=== Goal of the exercise ===
Report the number of lines in the data where the word "Amount" appears, and add no other text.

=== Items from an interface collection ===
○ ○ ○ ○ ○
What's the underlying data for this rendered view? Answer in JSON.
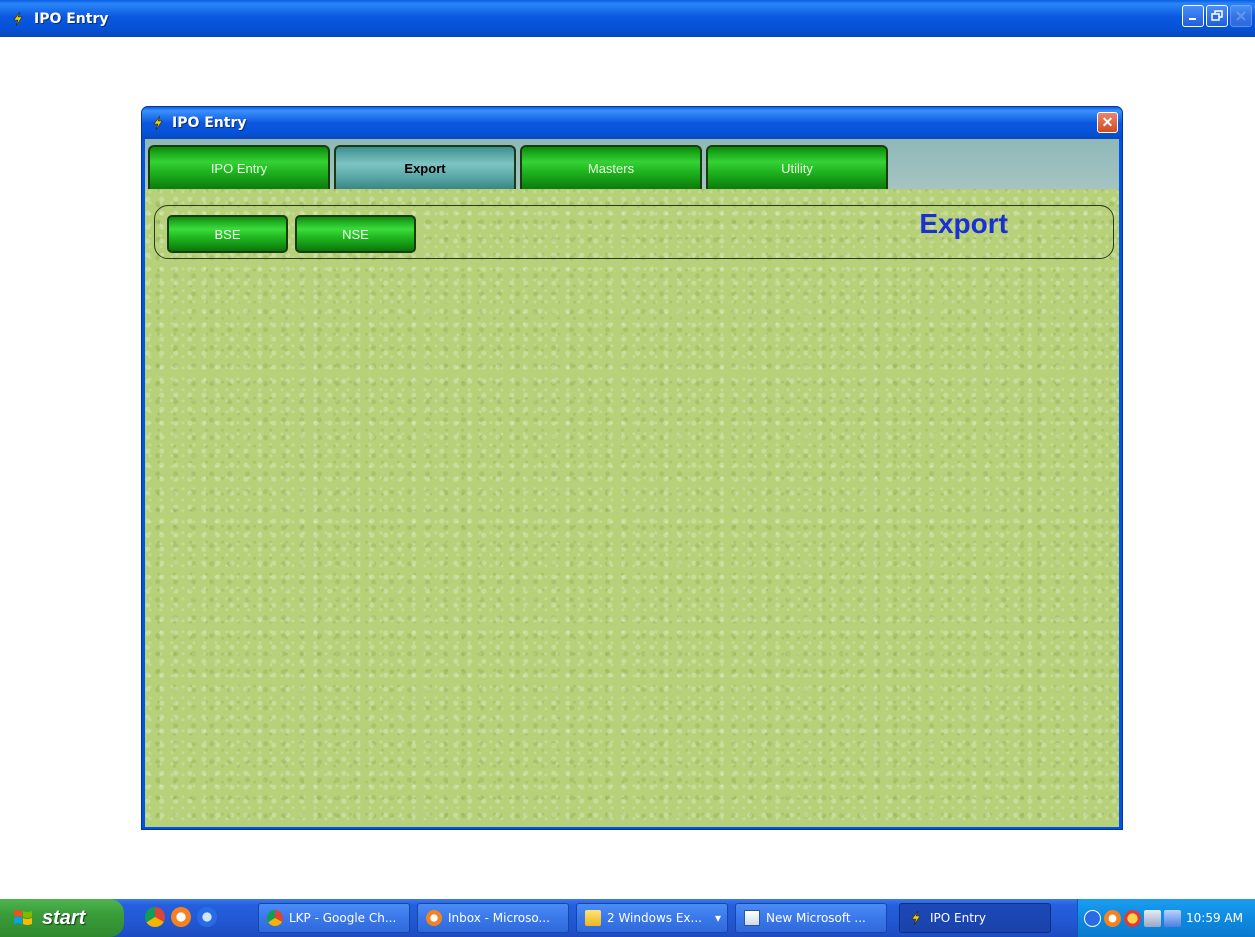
{
  "app": {
    "title": "IPO Entry",
    "title_icon": "lightning-icon",
    "window_controls": [
      "minimize",
      "restore",
      "close"
    ]
  },
  "dialog": {
    "title": "IPO Entry",
    "close_label": "✕",
    "tabs": [
      {
        "label": "IPO Entry",
        "active": false
      },
      {
        "label": "Export",
        "active": true
      },
      {
        "label": "Masters",
        "active": false
      },
      {
        "label": "Utility",
        "active": false
      }
    ],
    "panel": {
      "heading": "Export",
      "buttons": [
        {
          "label": "BSE"
        },
        {
          "label": "NSE"
        }
      ]
    }
  },
  "taskbar": {
    "start_label": "start",
    "quick_launch": [
      "chrome-icon",
      "outlook-icon",
      "browser-icon"
    ],
    "tasks": [
      {
        "label": "LKP - Google Ch...",
        "icon": "chrome-icon",
        "active": false
      },
      {
        "label": "Inbox - Microso...",
        "icon": "outlook-icon",
        "active": false
      },
      {
        "label": "2 Windows Ex...",
        "icon": "folder-icon",
        "active": false
      },
      {
        "label": "New Microsoft ...",
        "icon": "word-icon",
        "active": false
      },
      {
        "label": "IPO Entry",
        "icon": "lightning-icon",
        "active": true
      }
    ],
    "tray_icons": [
      "arrow-icon",
      "outlook-icon",
      "messenger-icon",
      "network-icon",
      "display-icon"
    ],
    "clock": "10:59 AM"
  },
  "colors": {
    "xp_blue": "#0054e3",
    "panel_green": "#b7d17a",
    "button_green": "#1fb81f",
    "active_tab_teal": "#5aa8a8",
    "heading_blue": "#1a2fd6"
  }
}
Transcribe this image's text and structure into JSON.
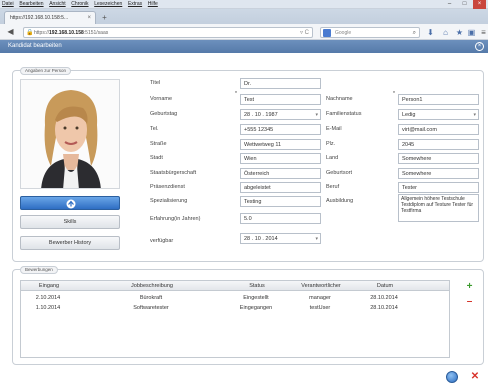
{
  "browser": {
    "menu": [
      "Datei",
      "Bearbeiten",
      "Ansicht",
      "Chronik",
      "Lesezeichen",
      "Extras",
      "Hilfe"
    ],
    "tab_title": "https://192.168.10.158:5... ",
    "tab_close": "×",
    "new_tab": "+",
    "url_host": "192.168.10.158",
    "url_prefix": "https://",
    "url_suffix": ":5151/saas",
    "search_placeholder": "Google",
    "search_engine": "g"
  },
  "app": {
    "title": "Kandidat bearbeiten"
  },
  "person": {
    "legend": "Angaben zur Person",
    "buttons": {
      "skills": "Skills",
      "history": "Bewerber History"
    },
    "fields": {
      "titel_label": "Titel",
      "titel_value": "Dr.",
      "vorname_label": "Vorname",
      "vorname_value": "Test",
      "nachname_label": "Nachname",
      "nachname_value": "Person1",
      "geburtstag_label": "Geburtstag",
      "geburtstag_value": "28 . 10 . 1987",
      "familienstatus_label": "Familienstatus",
      "familienstatus_value": "Ledig",
      "tel_label": "Tel.",
      "tel_value": "+555 12345",
      "email_label": "E-Mail",
      "email_value": "virt@mail.com",
      "strasse_label": "Straße",
      "strasse_value": "Wettwetweg 11",
      "plz_label": "Plz.",
      "plz_value": "2045",
      "stadt_label": "Stadt",
      "stadt_value": "Wien",
      "land_label": "Land",
      "land_value": "Somewhere",
      "staatsbuergerschaft_label": "Staatsbürgerschaft",
      "staatsbuergerschaft_value": "Österreich",
      "geburtsort_label": "Geburtsort",
      "geburtsort_value": "Somewhere",
      "praesenzdienst_label": "Präsenzdienst",
      "praesenzdienst_value": "abgeleistet",
      "beruf_label": "Beruf",
      "beruf_value": "Tester",
      "spezialisierung_label": "Spezialisierung",
      "spezialisierung_value": "Testing",
      "ausbildung_label": "Ausbildung",
      "ausbildung_value": "Allgemein höhere Testschule Testdiplom auf Testure Tester für Testfirma",
      "erfahrung_label": "Erfahrung(in Jahren)",
      "erfahrung_value": "5.0",
      "verfuegbar_label": "verfügbar",
      "verfuegbar_value": "28 . 10 . 2014"
    }
  },
  "bewerbungen": {
    "legend": "Bewerbungen",
    "columns": [
      "Eingang",
      "Jobbeschreibung",
      "Status",
      "Verantwortlicher",
      "Datum"
    ],
    "rows": [
      [
        "2.10.2014",
        "Bürokraft",
        "Eingestellt",
        "manager",
        "28.10.2014"
      ],
      [
        "1.10.2014",
        "Softwaretester",
        "Eingegangen",
        "testUser",
        "28.10.2014"
      ]
    ]
  },
  "colors": {
    "appbar": "#557aa9",
    "add": "#3c9b2e",
    "remove": "#d5352b"
  }
}
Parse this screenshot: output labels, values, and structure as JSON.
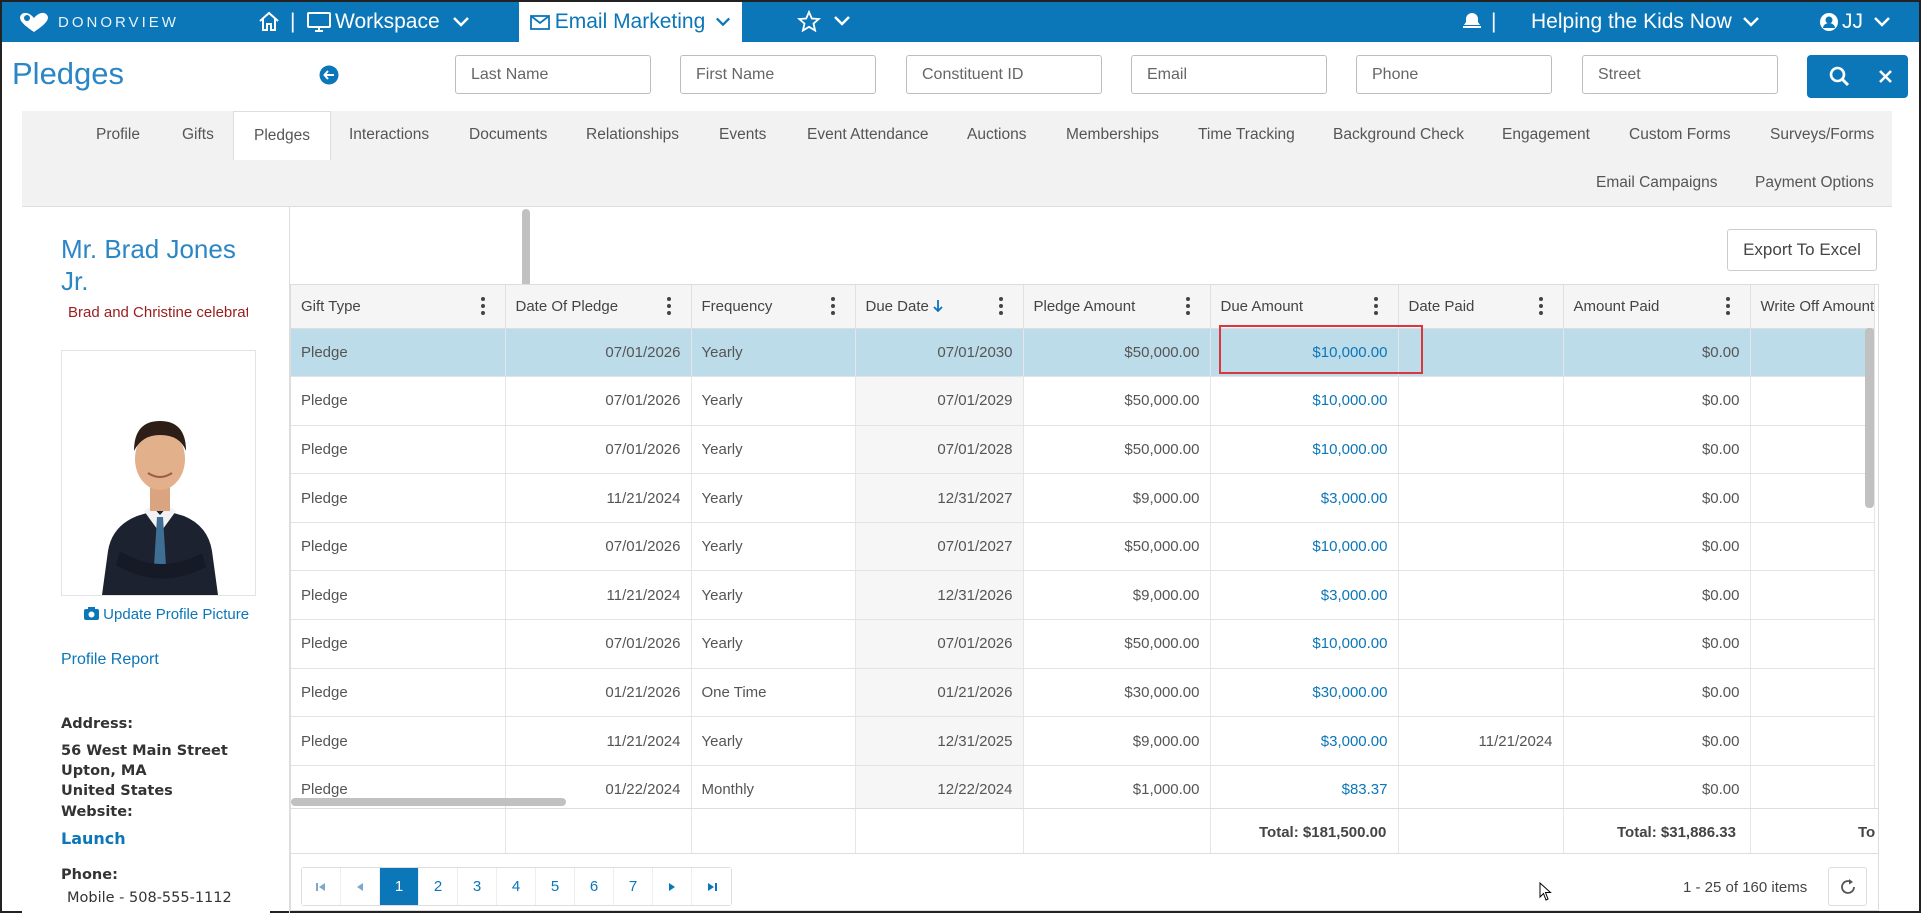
{
  "topbar": {
    "brand": "DONORVIEW",
    "sep1": "|",
    "workspace": "Workspace",
    "email_marketing": "Email Marketing",
    "sep2": "|",
    "org": "Helping the Kids Now",
    "user": "JJ"
  },
  "page_title": "Pledges",
  "search": {
    "last_name": "Last Name",
    "first_name": "First Name",
    "constituent_id": "Constituent ID",
    "email": "Email",
    "phone": "Phone",
    "street": "Street"
  },
  "tabs": [
    "Profile",
    "Gifts",
    "Pledges",
    "Interactions",
    "Documents",
    "Relationships",
    "Events",
    "Event Attendance",
    "Auctions",
    "Memberships",
    "Time Tracking",
    "Background Check",
    "Engagement",
    "Custom Forms",
    "Surveys/Forms",
    "Email Campaigns",
    "Payment Options"
  ],
  "profile": {
    "name": "Mr. Brad Jones Jr.",
    "note": "Brad and Christine celebrate",
    "update_picture": "Update Profile Picture",
    "profile_report": "Profile Report",
    "address_label": "Address:",
    "address_line1": "56 West Main Street",
    "address_line2": "Upton, MA",
    "address_line3": "United States",
    "website_label": "Website:",
    "website_link": "Launch",
    "phone_label": "Phone:",
    "mobile": "Mobile -   508-555-1112"
  },
  "export_label": "Export To Excel",
  "grid": {
    "columns": [
      "Gift Type",
      "Date Of Pledge",
      "Frequency",
      "Due Date",
      "Pledge Amount",
      "Due Amount",
      "Date Paid",
      "Amount Paid",
      "Write Off Amount"
    ],
    "rows": [
      [
        "Pledge",
        "07/01/2026",
        "Yearly",
        "07/01/2030",
        "$50,000.00",
        "$10,000.00",
        "",
        "$0.00",
        ""
      ],
      [
        "Pledge",
        "07/01/2026",
        "Yearly",
        "07/01/2029",
        "$50,000.00",
        "$10,000.00",
        "",
        "$0.00",
        ""
      ],
      [
        "Pledge",
        "07/01/2026",
        "Yearly",
        "07/01/2028",
        "$50,000.00",
        "$10,000.00",
        "",
        "$0.00",
        ""
      ],
      [
        "Pledge",
        "11/21/2024",
        "Yearly",
        "12/31/2027",
        "$9,000.00",
        "$3,000.00",
        "",
        "$0.00",
        ""
      ],
      [
        "Pledge",
        "07/01/2026",
        "Yearly",
        "07/01/2027",
        "$50,000.00",
        "$10,000.00",
        "",
        "$0.00",
        ""
      ],
      [
        "Pledge",
        "11/21/2024",
        "Yearly",
        "12/31/2026",
        "$9,000.00",
        "$3,000.00",
        "",
        "$0.00",
        ""
      ],
      [
        "Pledge",
        "07/01/2026",
        "Yearly",
        "07/01/2026",
        "$50,000.00",
        "$10,000.00",
        "",
        "$0.00",
        ""
      ],
      [
        "Pledge",
        "01/21/2026",
        "One Time",
        "01/21/2026",
        "$30,000.00",
        "$30,000.00",
        "",
        "$0.00",
        ""
      ],
      [
        "Pledge",
        "11/21/2024",
        "Yearly",
        "12/31/2025",
        "$9,000.00",
        "$3,000.00",
        "11/21/2024",
        "$0.00",
        ""
      ],
      [
        "Pledge",
        "01/22/2024",
        "Monthly",
        "12/22/2024",
        "$1,000.00",
        "$83.37",
        "",
        "$0.00",
        ""
      ]
    ],
    "selected_row": 0,
    "total_due": "Total: $181,500.00",
    "total_paid": "Total: $31,886.33",
    "total_writeoff": "To"
  },
  "pager": {
    "pages": [
      "1",
      "2",
      "3",
      "4",
      "5",
      "6",
      "7"
    ],
    "current": "1",
    "info": "1 - 25 of 160 items"
  },
  "colors": {
    "primary": "#0b76b8",
    "selected_row": "#bddcea",
    "highlight": "#d9363e"
  }
}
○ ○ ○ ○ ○
=== Answer box ===
4